[About this exercise] From the entries that follow, pick out all lines holding "Agua".

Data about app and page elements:
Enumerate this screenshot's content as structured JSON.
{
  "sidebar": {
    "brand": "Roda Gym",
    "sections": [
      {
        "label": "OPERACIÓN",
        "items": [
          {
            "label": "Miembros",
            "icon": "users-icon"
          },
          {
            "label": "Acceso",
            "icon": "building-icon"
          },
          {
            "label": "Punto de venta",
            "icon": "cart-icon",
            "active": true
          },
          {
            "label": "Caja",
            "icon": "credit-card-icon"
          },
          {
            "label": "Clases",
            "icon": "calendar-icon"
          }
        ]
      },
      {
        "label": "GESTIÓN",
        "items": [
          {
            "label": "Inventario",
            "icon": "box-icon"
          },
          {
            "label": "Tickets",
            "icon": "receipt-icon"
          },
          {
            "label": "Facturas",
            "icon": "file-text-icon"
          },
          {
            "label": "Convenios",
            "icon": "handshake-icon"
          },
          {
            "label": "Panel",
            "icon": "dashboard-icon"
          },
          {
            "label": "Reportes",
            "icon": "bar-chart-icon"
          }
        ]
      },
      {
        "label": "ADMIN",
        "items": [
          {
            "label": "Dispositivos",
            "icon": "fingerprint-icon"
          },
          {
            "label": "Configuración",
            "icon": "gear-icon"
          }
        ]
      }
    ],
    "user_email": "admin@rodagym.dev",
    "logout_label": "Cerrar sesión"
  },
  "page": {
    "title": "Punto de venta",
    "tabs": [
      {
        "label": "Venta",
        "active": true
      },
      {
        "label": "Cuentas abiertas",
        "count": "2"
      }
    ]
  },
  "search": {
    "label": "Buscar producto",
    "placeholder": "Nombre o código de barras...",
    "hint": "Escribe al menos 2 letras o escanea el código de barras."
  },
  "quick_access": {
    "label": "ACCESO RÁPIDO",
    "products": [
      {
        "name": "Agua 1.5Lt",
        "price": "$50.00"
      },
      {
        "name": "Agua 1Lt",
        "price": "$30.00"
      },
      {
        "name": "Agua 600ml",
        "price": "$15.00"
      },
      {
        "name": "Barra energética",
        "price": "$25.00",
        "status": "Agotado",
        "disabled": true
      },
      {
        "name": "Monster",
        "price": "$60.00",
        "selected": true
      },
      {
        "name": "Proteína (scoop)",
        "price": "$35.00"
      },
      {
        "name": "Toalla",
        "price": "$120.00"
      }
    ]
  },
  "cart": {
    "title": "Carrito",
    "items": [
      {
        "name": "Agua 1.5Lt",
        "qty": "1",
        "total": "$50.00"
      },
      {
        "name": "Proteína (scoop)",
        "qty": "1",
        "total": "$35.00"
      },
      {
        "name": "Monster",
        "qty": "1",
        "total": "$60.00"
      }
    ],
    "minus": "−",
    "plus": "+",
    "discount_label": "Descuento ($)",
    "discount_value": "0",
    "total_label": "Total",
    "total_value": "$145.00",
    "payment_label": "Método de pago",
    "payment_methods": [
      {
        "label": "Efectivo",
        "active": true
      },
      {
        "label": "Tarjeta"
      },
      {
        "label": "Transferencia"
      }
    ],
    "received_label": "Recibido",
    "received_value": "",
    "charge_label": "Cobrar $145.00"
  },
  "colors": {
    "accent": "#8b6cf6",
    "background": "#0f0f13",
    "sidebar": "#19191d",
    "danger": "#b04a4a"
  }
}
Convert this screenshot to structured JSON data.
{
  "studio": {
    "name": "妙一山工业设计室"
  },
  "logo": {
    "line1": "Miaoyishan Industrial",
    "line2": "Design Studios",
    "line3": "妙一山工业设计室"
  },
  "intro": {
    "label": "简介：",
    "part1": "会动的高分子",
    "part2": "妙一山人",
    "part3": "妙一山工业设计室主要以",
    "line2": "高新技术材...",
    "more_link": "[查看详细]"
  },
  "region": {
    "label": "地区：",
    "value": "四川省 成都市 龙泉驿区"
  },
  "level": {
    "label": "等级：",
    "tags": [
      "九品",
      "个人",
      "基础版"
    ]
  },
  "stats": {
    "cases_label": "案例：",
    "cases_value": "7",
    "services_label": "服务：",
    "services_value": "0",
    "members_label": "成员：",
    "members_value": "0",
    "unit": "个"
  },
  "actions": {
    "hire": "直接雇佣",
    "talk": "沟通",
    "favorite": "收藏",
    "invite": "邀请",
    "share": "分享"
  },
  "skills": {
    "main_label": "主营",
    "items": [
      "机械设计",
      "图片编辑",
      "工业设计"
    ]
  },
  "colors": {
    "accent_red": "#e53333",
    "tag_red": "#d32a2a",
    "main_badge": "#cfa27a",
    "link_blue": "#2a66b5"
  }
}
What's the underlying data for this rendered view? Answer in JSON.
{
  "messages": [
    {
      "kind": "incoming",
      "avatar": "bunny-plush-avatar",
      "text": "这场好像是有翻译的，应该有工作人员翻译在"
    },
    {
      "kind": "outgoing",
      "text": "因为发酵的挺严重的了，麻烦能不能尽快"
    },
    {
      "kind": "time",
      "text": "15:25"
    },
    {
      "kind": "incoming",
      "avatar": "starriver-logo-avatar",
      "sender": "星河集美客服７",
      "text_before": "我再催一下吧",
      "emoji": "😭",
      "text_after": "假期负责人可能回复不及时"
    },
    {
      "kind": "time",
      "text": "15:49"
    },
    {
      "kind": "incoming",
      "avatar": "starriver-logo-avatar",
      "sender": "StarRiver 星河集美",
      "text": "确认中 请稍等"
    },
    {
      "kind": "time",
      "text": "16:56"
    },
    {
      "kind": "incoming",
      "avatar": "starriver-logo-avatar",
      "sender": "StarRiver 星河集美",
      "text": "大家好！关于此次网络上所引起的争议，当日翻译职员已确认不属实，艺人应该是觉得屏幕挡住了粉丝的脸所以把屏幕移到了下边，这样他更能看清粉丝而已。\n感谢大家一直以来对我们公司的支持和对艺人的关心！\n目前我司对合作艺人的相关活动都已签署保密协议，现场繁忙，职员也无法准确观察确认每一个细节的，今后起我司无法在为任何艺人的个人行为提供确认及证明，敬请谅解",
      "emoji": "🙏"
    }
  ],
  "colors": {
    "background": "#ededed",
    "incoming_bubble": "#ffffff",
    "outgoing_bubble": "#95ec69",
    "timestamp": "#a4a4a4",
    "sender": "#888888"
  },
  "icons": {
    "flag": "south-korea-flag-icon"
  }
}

[The answer]
        "name": "Agua 1.5Lt",
        "name": "Agua 1Lt",
        "name": "Agua 600ml",
        "name": "Agua 1.5Lt",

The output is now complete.